*The task*: Only the lines that contain the string "even" belong in the answer; pull them from the records.

Input records START

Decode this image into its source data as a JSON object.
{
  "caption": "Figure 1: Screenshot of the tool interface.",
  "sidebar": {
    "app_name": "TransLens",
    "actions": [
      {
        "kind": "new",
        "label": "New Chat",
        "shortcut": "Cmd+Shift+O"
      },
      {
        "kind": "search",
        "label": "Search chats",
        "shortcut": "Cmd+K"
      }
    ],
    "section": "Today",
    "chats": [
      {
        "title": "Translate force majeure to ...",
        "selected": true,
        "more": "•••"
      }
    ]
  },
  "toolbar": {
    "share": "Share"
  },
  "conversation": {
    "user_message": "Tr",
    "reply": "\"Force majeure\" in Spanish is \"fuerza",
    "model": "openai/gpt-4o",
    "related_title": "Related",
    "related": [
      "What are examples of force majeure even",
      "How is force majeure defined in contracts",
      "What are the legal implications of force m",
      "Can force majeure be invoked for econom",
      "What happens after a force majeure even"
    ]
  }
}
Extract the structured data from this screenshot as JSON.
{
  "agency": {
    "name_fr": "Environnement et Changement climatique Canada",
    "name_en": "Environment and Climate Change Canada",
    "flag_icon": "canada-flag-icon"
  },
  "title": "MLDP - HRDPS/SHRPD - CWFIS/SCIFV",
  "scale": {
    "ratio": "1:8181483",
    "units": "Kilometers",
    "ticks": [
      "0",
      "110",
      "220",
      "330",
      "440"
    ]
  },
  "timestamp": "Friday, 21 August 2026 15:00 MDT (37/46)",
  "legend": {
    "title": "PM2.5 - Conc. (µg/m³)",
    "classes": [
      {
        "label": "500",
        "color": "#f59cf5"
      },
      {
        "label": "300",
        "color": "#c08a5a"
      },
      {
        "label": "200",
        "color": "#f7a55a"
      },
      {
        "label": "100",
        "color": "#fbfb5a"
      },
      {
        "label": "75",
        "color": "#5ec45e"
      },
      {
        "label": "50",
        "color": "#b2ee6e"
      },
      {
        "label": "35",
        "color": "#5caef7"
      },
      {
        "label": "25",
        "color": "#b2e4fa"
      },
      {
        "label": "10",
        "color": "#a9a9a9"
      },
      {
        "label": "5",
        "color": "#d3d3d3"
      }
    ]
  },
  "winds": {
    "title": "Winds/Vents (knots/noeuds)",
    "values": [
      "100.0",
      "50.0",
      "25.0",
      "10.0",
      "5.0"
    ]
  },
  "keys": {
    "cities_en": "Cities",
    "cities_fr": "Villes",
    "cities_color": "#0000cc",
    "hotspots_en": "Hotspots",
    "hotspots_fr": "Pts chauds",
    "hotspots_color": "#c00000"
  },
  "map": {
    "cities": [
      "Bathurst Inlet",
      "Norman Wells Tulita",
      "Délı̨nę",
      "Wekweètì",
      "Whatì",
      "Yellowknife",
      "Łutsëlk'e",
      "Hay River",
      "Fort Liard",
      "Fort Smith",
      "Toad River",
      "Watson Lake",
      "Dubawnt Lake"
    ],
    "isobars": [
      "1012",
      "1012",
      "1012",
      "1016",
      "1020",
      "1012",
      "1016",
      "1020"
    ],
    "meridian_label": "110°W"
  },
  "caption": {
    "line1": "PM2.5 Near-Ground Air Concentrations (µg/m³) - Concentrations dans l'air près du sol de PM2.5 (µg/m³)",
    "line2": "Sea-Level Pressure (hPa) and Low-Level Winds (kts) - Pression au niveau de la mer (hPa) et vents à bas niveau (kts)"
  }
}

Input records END

*Solution for this exercise*:
      "What are examples of force majeure even",
      "What happens after a force majeure even"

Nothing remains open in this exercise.